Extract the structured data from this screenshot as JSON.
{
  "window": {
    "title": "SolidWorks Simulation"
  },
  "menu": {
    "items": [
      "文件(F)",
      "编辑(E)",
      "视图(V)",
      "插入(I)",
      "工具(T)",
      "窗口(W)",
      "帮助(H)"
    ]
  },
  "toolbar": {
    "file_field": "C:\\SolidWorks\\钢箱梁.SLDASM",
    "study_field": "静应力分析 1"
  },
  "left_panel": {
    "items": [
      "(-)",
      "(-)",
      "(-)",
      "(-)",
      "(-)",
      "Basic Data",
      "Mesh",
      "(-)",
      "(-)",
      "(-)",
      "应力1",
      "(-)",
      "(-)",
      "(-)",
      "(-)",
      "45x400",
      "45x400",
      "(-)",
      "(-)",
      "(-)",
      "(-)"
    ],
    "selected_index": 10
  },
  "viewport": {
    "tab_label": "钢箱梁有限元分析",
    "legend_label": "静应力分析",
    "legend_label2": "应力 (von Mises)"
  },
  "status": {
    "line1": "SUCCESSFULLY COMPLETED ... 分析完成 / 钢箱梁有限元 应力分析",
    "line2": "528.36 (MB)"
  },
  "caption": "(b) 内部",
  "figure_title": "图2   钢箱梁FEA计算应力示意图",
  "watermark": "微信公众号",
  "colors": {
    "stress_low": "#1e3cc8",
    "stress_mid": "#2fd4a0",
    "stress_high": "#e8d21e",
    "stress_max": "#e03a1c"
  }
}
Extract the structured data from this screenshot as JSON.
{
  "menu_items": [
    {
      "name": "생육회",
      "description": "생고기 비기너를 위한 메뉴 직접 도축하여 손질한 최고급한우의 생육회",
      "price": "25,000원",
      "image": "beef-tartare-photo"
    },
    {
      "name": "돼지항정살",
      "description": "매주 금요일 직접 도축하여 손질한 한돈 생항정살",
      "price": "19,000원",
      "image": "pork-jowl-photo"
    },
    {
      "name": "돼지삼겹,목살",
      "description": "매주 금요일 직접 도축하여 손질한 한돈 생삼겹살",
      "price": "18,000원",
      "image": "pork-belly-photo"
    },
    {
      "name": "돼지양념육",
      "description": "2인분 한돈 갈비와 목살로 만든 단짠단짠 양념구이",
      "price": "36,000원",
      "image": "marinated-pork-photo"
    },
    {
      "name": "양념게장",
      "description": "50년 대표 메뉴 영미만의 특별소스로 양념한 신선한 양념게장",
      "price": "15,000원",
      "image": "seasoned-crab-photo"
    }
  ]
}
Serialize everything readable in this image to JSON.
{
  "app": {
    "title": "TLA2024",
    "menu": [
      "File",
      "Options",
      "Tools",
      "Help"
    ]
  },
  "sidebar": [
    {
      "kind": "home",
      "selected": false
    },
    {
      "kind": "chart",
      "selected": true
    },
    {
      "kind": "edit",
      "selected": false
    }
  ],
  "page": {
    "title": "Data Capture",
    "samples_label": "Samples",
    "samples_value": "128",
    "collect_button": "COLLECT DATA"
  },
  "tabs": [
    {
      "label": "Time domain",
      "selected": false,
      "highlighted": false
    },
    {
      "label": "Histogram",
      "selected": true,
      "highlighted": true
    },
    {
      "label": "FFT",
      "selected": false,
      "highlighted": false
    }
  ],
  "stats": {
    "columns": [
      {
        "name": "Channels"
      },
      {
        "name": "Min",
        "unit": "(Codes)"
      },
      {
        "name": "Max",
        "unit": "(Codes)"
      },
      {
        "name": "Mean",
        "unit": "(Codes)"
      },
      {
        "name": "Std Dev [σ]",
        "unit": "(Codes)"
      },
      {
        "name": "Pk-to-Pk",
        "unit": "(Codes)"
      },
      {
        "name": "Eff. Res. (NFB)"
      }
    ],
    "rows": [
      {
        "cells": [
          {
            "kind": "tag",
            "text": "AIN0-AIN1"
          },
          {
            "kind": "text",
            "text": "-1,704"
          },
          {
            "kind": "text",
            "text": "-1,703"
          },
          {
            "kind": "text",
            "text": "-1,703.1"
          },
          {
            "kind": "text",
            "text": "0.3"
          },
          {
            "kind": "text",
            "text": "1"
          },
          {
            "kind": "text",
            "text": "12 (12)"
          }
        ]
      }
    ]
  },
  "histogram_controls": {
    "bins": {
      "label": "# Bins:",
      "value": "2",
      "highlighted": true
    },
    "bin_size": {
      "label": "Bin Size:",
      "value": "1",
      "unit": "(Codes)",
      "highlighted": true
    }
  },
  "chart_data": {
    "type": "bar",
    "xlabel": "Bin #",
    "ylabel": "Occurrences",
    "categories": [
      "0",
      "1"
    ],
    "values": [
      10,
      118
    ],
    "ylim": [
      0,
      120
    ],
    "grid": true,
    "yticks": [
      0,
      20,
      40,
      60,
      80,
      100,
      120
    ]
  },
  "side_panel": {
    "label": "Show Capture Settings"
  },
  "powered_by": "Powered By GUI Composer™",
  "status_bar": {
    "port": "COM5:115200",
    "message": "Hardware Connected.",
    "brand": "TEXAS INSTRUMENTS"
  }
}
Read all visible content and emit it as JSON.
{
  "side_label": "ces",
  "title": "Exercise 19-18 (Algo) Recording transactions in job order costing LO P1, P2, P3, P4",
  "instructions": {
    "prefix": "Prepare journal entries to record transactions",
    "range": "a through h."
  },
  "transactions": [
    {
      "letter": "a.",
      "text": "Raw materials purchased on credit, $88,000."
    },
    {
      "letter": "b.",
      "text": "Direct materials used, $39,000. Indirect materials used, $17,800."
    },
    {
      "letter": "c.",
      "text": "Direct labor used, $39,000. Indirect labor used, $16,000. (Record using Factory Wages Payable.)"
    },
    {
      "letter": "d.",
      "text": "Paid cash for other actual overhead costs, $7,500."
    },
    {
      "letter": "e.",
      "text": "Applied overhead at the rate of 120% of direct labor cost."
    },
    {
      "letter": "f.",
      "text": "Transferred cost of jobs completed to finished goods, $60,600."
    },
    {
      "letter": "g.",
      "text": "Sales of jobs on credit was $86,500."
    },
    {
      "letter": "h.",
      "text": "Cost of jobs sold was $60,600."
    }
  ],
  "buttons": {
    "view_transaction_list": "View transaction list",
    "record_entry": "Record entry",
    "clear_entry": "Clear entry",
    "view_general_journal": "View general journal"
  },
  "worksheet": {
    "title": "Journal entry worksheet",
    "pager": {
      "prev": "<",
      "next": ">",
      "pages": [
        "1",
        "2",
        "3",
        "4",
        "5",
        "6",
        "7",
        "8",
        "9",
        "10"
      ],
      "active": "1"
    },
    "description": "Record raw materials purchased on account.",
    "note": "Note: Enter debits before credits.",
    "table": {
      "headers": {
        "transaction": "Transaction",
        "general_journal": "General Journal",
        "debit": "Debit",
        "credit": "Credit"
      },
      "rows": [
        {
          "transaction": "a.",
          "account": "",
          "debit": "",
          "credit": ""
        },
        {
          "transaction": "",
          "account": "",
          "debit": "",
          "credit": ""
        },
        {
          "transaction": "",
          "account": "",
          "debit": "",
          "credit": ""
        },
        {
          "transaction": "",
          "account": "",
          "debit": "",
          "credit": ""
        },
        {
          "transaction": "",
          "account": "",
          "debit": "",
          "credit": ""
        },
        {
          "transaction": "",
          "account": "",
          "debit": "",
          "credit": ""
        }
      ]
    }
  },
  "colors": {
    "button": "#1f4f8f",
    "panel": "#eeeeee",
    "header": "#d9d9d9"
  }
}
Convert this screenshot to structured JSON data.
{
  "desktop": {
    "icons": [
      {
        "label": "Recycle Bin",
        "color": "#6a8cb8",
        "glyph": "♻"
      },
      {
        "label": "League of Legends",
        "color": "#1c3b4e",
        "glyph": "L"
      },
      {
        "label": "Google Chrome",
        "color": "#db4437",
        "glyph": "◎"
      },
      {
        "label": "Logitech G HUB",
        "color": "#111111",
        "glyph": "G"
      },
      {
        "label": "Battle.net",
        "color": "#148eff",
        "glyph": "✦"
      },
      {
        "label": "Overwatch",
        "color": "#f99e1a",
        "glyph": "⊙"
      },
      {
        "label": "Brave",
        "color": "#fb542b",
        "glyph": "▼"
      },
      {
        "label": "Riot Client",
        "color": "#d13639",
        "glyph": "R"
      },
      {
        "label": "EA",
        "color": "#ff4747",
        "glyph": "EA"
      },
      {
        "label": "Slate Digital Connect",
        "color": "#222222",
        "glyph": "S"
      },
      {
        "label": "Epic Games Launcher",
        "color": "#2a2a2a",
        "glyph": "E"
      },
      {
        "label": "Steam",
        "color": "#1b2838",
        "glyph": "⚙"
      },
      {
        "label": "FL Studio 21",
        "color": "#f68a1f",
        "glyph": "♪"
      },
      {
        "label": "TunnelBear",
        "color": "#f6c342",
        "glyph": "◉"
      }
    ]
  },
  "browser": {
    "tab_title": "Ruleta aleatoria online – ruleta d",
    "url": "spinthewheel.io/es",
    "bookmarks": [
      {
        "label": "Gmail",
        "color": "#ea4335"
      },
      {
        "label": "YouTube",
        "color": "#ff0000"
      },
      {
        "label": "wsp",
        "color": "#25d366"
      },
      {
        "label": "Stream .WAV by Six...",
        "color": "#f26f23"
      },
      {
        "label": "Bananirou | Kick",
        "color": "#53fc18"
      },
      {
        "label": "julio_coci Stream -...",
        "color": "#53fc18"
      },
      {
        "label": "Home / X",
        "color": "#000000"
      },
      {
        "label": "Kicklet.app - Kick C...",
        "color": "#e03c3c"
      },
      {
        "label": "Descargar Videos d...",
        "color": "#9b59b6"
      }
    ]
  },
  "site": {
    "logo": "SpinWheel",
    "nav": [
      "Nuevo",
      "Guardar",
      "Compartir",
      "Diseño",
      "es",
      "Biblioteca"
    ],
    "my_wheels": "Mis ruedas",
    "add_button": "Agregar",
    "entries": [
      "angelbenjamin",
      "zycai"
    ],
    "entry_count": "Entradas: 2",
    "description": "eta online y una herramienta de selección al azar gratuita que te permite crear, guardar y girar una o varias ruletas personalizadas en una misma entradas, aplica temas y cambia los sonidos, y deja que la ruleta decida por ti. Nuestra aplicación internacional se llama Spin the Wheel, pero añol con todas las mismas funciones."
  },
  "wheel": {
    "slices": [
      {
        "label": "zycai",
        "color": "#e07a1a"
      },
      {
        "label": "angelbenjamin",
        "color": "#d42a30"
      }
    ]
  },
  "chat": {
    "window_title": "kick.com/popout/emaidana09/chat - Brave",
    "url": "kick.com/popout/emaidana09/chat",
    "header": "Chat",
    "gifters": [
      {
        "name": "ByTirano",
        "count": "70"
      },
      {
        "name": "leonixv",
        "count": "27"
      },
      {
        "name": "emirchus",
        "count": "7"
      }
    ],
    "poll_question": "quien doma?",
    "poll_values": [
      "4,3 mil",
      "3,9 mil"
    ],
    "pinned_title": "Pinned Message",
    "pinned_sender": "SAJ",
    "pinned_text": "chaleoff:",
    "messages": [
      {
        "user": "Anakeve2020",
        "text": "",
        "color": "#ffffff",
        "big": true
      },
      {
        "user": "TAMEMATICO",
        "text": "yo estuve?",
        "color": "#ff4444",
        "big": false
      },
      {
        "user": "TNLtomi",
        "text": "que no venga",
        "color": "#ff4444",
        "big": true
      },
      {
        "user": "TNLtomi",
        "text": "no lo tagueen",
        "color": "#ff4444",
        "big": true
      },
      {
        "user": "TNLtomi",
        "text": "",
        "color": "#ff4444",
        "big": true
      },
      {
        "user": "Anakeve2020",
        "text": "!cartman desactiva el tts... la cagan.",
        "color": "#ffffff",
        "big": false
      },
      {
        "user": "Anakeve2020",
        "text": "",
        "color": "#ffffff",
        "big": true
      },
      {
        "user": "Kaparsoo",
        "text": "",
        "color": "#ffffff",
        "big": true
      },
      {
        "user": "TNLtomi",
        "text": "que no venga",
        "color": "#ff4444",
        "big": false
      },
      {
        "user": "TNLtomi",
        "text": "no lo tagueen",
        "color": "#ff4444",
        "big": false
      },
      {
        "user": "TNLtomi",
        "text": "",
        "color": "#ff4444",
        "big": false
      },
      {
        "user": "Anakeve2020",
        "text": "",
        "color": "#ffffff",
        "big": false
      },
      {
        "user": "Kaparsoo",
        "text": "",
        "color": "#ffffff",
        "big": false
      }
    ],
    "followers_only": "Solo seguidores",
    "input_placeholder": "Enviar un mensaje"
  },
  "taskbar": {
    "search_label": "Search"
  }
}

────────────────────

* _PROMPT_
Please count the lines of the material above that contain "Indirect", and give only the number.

* _WRITTEN SOLUTION_
2